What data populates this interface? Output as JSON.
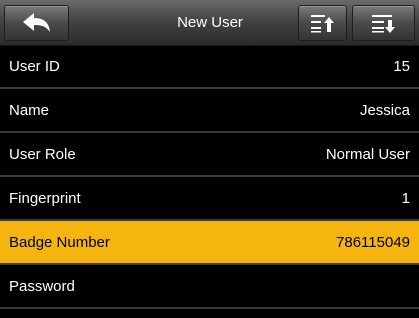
{
  "header": {
    "title": "New User",
    "back_icon": "back-arrow-icon",
    "page_up_icon": "list-page-up-icon",
    "page_down_icon": "list-page-down-icon"
  },
  "fields": [
    {
      "label": "User ID",
      "value": "15"
    },
    {
      "label": "Name",
      "value": "Jessica"
    },
    {
      "label": "User Role",
      "value": "Normal User"
    },
    {
      "label": "Fingerprint",
      "value": "1"
    },
    {
      "label": "Badge Number",
      "value": "786115049"
    },
    {
      "label": "Password",
      "value": ""
    }
  ],
  "colors": {
    "selected_row": "#f5b50e",
    "background": "#000000",
    "text": "#ffffff"
  }
}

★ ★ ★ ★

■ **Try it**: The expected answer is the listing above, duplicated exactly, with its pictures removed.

■ **Finished task**:
What data populates this interface? Output as JSON.
{
  "header": {
    "title": "New User",
    "back_icon": "back-arrow-icon",
    "page_up_icon": "list-page-up-icon",
    "page_down_icon": "list-page-down-icon"
  },
  "fields": [
    {
      "label": "User ID",
      "value": "15"
    },
    {
      "label": "Name",
      "value": "Jessica"
    },
    {
      "label": "User Role",
      "value": "Normal User"
    },
    {
      "label": "Fingerprint",
      "value": "1"
    },
    {
      "label": "Badge Number",
      "value": "786115049"
    },
    {
      "label": "Password",
      "value": ""
    }
  ],
  "colors": {
    "selected_row": "#f5b50e",
    "background": "#000000",
    "text": "#ffffff"
  }
}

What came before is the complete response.